> Cc: "Marshall Clow" <mclow.lists@gmail.com>, "clang developer list"
> <cfe-dev@lists.llvm.org>, "Gonzalo BG"
> <gonzalobg88@gmail.com>, "David Majnemer"
> <david.majnemer@gmail.com>
> Sent: Wednesday, August 12, 2015 7:09:22 PM
> Subject: Re: [cfe-dev] [libcxx] Policy with respect to language
> extensions
>
>
> > From: "Marshall Clow" < mclow.lists@gmail.com >
> > To: "David Majnemer" < david.majnemer@gmail.com >
> > Cc: "Richard Smith" < richard@metafoo.co.uk >, "clang developer
> > list" < cfe-dev@lists.llvm.org >, "Gonzalo BG"
> > < gonzalobg88@gmail.com >
> > Sent: Wednesday, August 12, 2015 5:05:05 PM
> > Subject: Re: [cfe-dev] [libcxx] Policy with respect to language
> > extensions
> >
> >
> >
> >
> >
> >
> > I think it would also be useful to have a "strictly conforming"
> > (or
> > as close as we can reasonably get) mode, controlled by a macro.
> >
> >
> > Wouldn't we have to be extra careful or we could get ODR
> > violations
> > across object/shared object boundaries if one wanted extra
> > conformance but another did not?
> >
> > Yes.
> >
> >
> > -- Marshall
>
> Having a macro to control this seems like a recipe for bad things
> (ODR violation being only one problem).
>
>
>
> What sort of actual bad things do you envisage? People will, of
> course, be able to shoot themselves in the foot by having an
> inconsistent definition in different translation units, but we
> don't
> necessarily need to support that. And it seems like we should be
> able to avoid this having an ABI impact on sane code.

Also, a few questions:

1. Are these all confirming extensions?

2. Would this be an opt-in or opt-out macro?

Having thought about this for an additional few minutes, I think the relevant question is: Is there any sane code that would need to turn these things off in order to function properly? If not, then the header-file library issue won't arise in practice, and the macro is likely harmless. If so, it is not good. Regardless, I think being able to issue a warning would be better.

-Hal

libc++ has an interesting relationship with extensions. Libc++ was
designed as a C++11 library with C++03 compatibility.
For this reason C++11 extensions are pervasive in C++03 mode.

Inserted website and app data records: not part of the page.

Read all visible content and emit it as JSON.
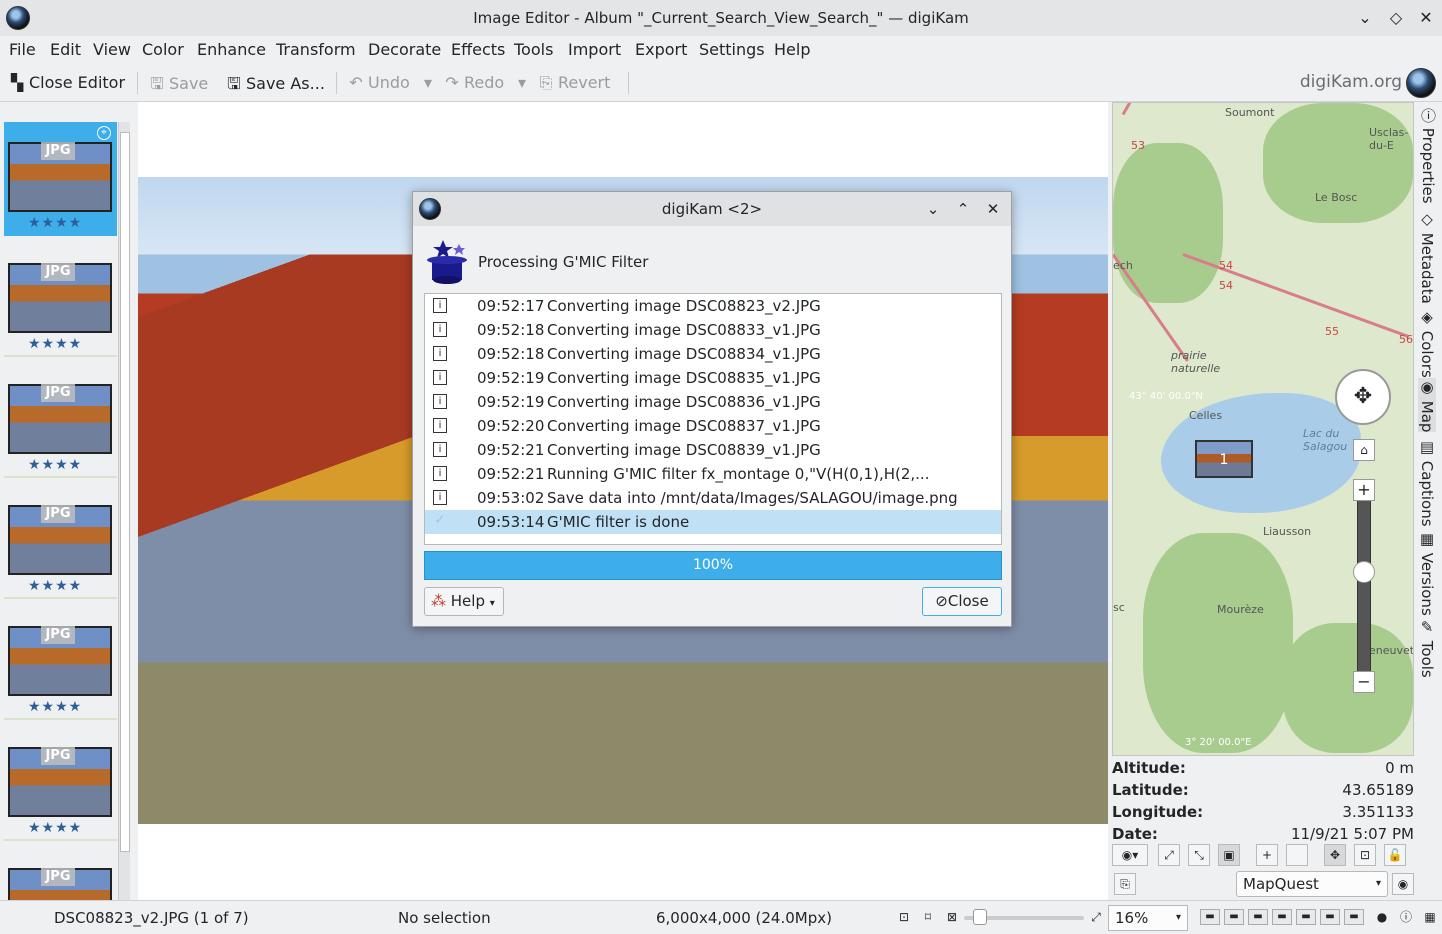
{
  "window": {
    "title": "Image Editor - Album \"_Current_Search_View_Search_\" — digiKam",
    "minimize_icon": "chevron-down-icon",
    "maximize_icon": "diamond-icon",
    "close_icon": "close-icon"
  },
  "menubar": {
    "items": [
      "File",
      "Edit",
      "View",
      "Color",
      "Enhance",
      "Transform",
      "Decorate",
      "Effects",
      "Tools",
      "Import",
      "Export",
      "Settings",
      "Help"
    ]
  },
  "toolbar": {
    "close_editor": "Close Editor",
    "save": "Save",
    "save_as": "Save As...",
    "undo": "Undo",
    "redo": "Redo",
    "revert": "Revert",
    "site": "digiKam.org"
  },
  "thumbnails": {
    "items": [
      {
        "label": "JPG",
        "stars": "★★★★"
      },
      {
        "label": "JPG",
        "stars": "★★★★"
      },
      {
        "label": "JPG",
        "stars": "★★★★"
      },
      {
        "label": "JPG",
        "stars": "★★★★"
      },
      {
        "label": "JPG",
        "stars": "★★★★"
      },
      {
        "label": "JPG",
        "stars": "★★★★"
      },
      {
        "label": "JPG",
        "stars": ""
      }
    ]
  },
  "dialog": {
    "title": "digiKam <2>",
    "heading": "Processing G'MIC Filter",
    "log": [
      {
        "time": "09:52:17",
        "message": "Converting image DSC08823_v2.JPG"
      },
      {
        "time": "09:52:18",
        "message": "Converting image DSC08833_v1.JPG"
      },
      {
        "time": "09:52:18",
        "message": "Converting image DSC08834_v1.JPG"
      },
      {
        "time": "09:52:19",
        "message": "Converting image DSC08835_v1.JPG"
      },
      {
        "time": "09:52:19",
        "message": "Converting image DSC08836_v1.JPG"
      },
      {
        "time": "09:52:20",
        "message": "Converting image DSC08837_v1.JPG"
      },
      {
        "time": "09:52:21",
        "message": "Converting image DSC08839_v1.JPG"
      },
      {
        "time": "09:52:21",
        "message": "Running G'MIC filter fx_montage 0,\"V(H(0,1),H(2,..."
      },
      {
        "time": "09:53:02",
        "message": "Save data into /mnt/data/Images/SALAGOU/image.png"
      },
      {
        "time": "09:53:14",
        "message": "G'MIC filter is done"
      }
    ],
    "progress": "100%",
    "progress_fraction": 1.0,
    "help": "Help",
    "close": "Close"
  },
  "map": {
    "places": [
      "Soumont",
      "Usclas-du-E",
      "Le Bosc",
      "ech",
      "prairie naturelle",
      "Celles",
      "Lac du Salagou",
      "Liausson",
      "Mourèze",
      "sc",
      "eneuvet"
    ],
    "roads": [
      "53",
      "54",
      "54",
      "55",
      "56"
    ],
    "coord_lat": "43° 40' 00.0\"N",
    "coord_lon": "3° 20' 00.0\"E",
    "cluster_count": "1"
  },
  "info": {
    "altitude_label": "Altitude:",
    "altitude": "0 m",
    "latitude_label": "Latitude:",
    "latitude": "43.65189",
    "longitude_label": "Longitude:",
    "longitude": "3.351133",
    "date_label": "Date:",
    "date": "11/9/21 5:07 PM"
  },
  "map_source": "MapQuest",
  "side_tabs": [
    "Properties",
    "Metadata",
    "Colors",
    "Map",
    "Captions",
    "Versions",
    "Tools"
  ],
  "status": {
    "file": "DSC08823_v2.JPG (1 of 7)",
    "selection": "No selection",
    "dimensions": "6,000x4,000 (24.0Mpx)",
    "zoom": "16%"
  }
}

I don't
think it would be possible to provide a strict C++03 compatibility
mode because the
libc++ C++03 internals are so dependent on C++11 library and language
features such as decltype, nullptr, std::unique_ptr, std::move,
std::forward, etc.

For newer C++ dialects it should be *possible* to provide a strict
conformance mode via a switch. Unfortunately every switch added to
libc++ increases the maintenance burden and code complexity. In my
opinion the less switches libc++ has the better.

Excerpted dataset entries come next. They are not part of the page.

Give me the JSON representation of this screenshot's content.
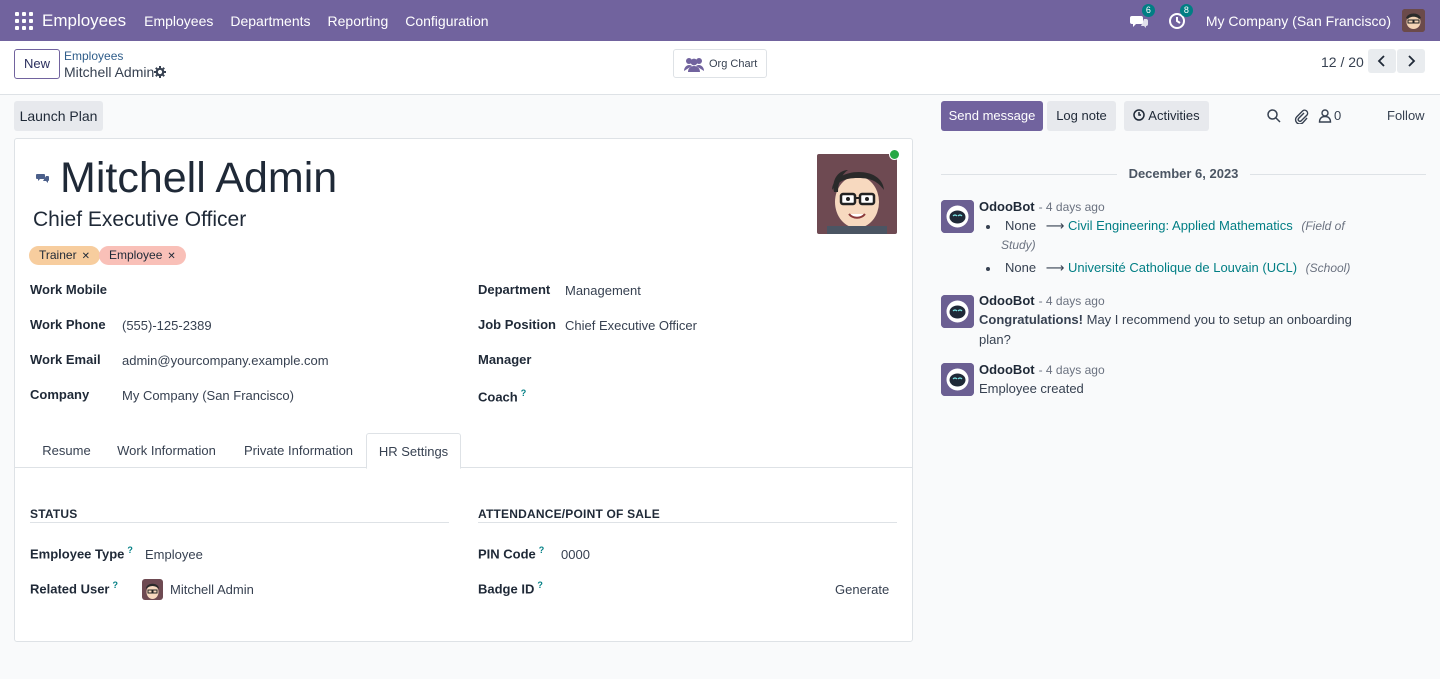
{
  "navbar": {
    "app_name": "Employees",
    "menu": [
      "Employees",
      "Departments",
      "Reporting",
      "Configuration"
    ],
    "messages_badge": "6",
    "activities_badge": "8",
    "company": "My Company (San Francisco)"
  },
  "control": {
    "new_label": "New",
    "breadcrumb_parent": "Employees",
    "breadcrumb_current": "Mitchell Admin",
    "org_chart_label": "Org Chart",
    "pager": "12 / 20"
  },
  "form": {
    "launch_plan_label": "Launch Plan",
    "name": "Mitchell Admin",
    "job_title": "Chief Executive Officer",
    "tags": [
      "Trainer",
      "Employee"
    ],
    "left_fields": [
      {
        "label": "Work Mobile",
        "value": ""
      },
      {
        "label": "Work Phone",
        "value": "(555)-125-2389"
      },
      {
        "label": "Work Email",
        "value": "admin@yourcompany.example.com"
      },
      {
        "label": "Company",
        "value": "My Company (San Francisco)"
      }
    ],
    "right_fields": [
      {
        "label": "Department",
        "value": "Management"
      },
      {
        "label": "Job Position",
        "value": "Chief Executive Officer"
      },
      {
        "label": "Manager",
        "value": ""
      },
      {
        "label": "Coach",
        "value": ""
      }
    ],
    "tabs": [
      "Resume",
      "Work Information",
      "Private Information",
      "HR Settings"
    ],
    "active_tab": "HR Settings",
    "hr": {
      "status_title": "STATUS",
      "attendance_title": "ATTENDANCE/POINT OF SALE",
      "employee_type_label": "Employee Type",
      "employee_type_value": "Employee",
      "related_user_label": "Related User",
      "related_user_value": "Mitchell Admin",
      "pin_label": "PIN Code",
      "pin_value": "0000",
      "badge_label": "Badge ID",
      "generate_label": "Generate"
    }
  },
  "chatter": {
    "send_message": "Send message",
    "log_note": "Log note",
    "activities": "Activities",
    "followers_count": "0",
    "follow": "Follow",
    "date": "December 6, 2023",
    "messages": [
      {
        "author": "OdooBot",
        "time": "- 4 days ago",
        "changes": [
          {
            "old": "None",
            "arrow": "⟶",
            "new": "Civil Engineering: Applied Mathematics",
            "field_a": "(Field of",
            "field_b": "Study)"
          },
          {
            "old": "None",
            "arrow": "⟶",
            "new": "Université Catholique de Louvain (UCL)",
            "field": "(School)"
          }
        ]
      },
      {
        "author": "OdooBot",
        "time": "- 4 days ago",
        "bold": "Congratulations!",
        "text_a": " May I recommend you to setup an onboarding",
        "text_b": "plan?"
      },
      {
        "author": "OdooBot",
        "time": "- 4 days ago",
        "text": "Employee created"
      }
    ]
  }
}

However unlike C++03 mode, newer libc++ dialects should probably only
provide *conforming* extensions, which should somewhat reduce the need
for a "strict conformance mode". In the coming week I'll be trying
to document all of the current libc++ extensions. Hopefully that will
give us a better understanding of the problem. Please feel free to
send me any libc++ extensions you have noticed beyond the ones already
mentioned.

Anyway I think the best way to make sure your code is portable across
standard libraries then you should test multiple standard libraries.

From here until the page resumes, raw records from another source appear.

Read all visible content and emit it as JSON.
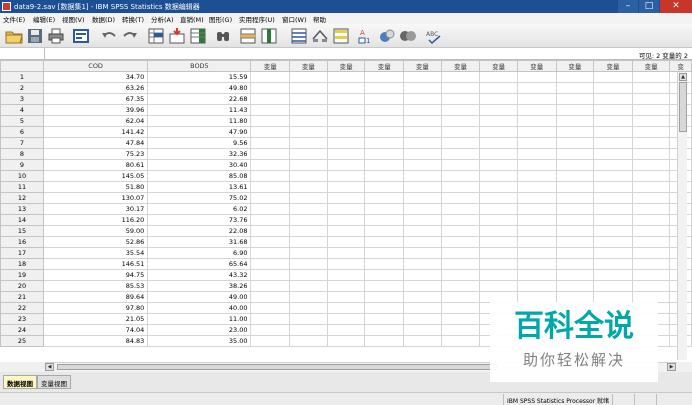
{
  "window": {
    "title": "data9-2.sav [数据集1] - IBM SPSS Statistics 数据编辑器",
    "minimize": "–",
    "maximize": "□",
    "close": "✕"
  },
  "menu": [
    "文件(E)",
    "编辑(E)",
    "视图(V)",
    "数据(D)",
    "转换(T)",
    "分析(A)",
    "直销(M)",
    "图形(G)",
    "实用程序(U)",
    "窗口(W)",
    "帮助"
  ],
  "toolbar_icons": [
    "open-folder-icon",
    "save-icon",
    "print-icon",
    "dialog-recall-icon",
    "undo-icon",
    "redo-icon",
    "goto-case-icon",
    "goto-variable-icon",
    "variables-icon",
    "find-icon",
    "insert-cases-icon",
    "insert-variable-icon",
    "split-file-icon",
    "weight-cases-icon",
    "select-cases-icon",
    "value-labels-icon",
    "use-sets-icon",
    "show-all-variables-icon",
    "spell-check-icon"
  ],
  "visible_info": "可见: 2 变量的 2",
  "columns": [
    "COD",
    "BOD5",
    "变量",
    "变量",
    "变量",
    "变量",
    "变量",
    "变量",
    "变量",
    "变量",
    "变量",
    "变量",
    "变量",
    "变"
  ],
  "rows": [
    [
      "1",
      "34.70",
      "15.59"
    ],
    [
      "2",
      "63.26",
      "49.80"
    ],
    [
      "3",
      "67.35",
      "22.68"
    ],
    [
      "4",
      "39.96",
      "11.43"
    ],
    [
      "5",
      "62.04",
      "11.80"
    ],
    [
      "6",
      "141.42",
      "47.90"
    ],
    [
      "7",
      "47.84",
      "9.56"
    ],
    [
      "8",
      "75.23",
      "32.36"
    ],
    [
      "9",
      "80.61",
      "30.40"
    ],
    [
      "10",
      "145.05",
      "85.08"
    ],
    [
      "11",
      "51.80",
      "13.61"
    ],
    [
      "12",
      "130.07",
      "75.02"
    ],
    [
      "13",
      "30.17",
      "6.02"
    ],
    [
      "14",
      "116.20",
      "73.76"
    ],
    [
      "15",
      "59.00",
      "22.08"
    ],
    [
      "16",
      "52.86",
      "31.68"
    ],
    [
      "17",
      "35.54",
      "6.90"
    ],
    [
      "18",
      "146.51",
      "65.64"
    ],
    [
      "19",
      "94.75",
      "43.32"
    ],
    [
      "20",
      "85.53",
      "38.26"
    ],
    [
      "21",
      "89.64",
      "49.00"
    ],
    [
      "22",
      "97.80",
      "40.00"
    ],
    [
      "23",
      "21.05",
      "11.00"
    ],
    [
      "24",
      "74.04",
      "23.00"
    ],
    [
      "25",
      "84.83",
      "35.00"
    ]
  ],
  "scroll": {
    "up": "▲",
    "left": "◀",
    "right": "▶"
  },
  "tabs": {
    "data_view": "数据视图",
    "variable_view": "变量视图"
  },
  "status": "IBM SPSS Statistics Processor 就绪",
  "watermark": {
    "main": "百科全说",
    "sub": "助你轻松解决"
  },
  "colors": {
    "titlebar": "#1c4f93",
    "close": "#c8352a",
    "active_tab": "#fff7c0",
    "watermark": "#00a9a8"
  }
}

/Eric

PS. To address the extensions you listed:

1. "return {...}; into a std::tuple" is now standard in C++1Z. It is
still an extensions in C++11 and C++14 but turning it off by default
could break user code. Also I'm not willing to make tuple any more
complex unless the need is great.

2. I'm not sure what your referring to. libc++'s implementation of
std::invoke is not constexpr. I mistakenly made __invoke constexpr a
while back but that change
has been reverted.

3. std::bitset::const_reference seems fairly innocuous and conforming.

In my opinion the less switches libc++ has the better.

I agree.

In the coming week I'll be trying to document all of the current libc++

extensions.

First, thanks for taking on this! Knowing which extensions there are would
already be very helpful.

For me it would be particularly interesting to know which extensions have
been proposed
for standardization (and in which paper). Howard and you mentioned that the
"return {...}; into a std::tuple"
extension made it into the standard draft. I think this is a great example
of how a libc++ extension
has resulted in a benefit for the many.

Bests,
Gonzalo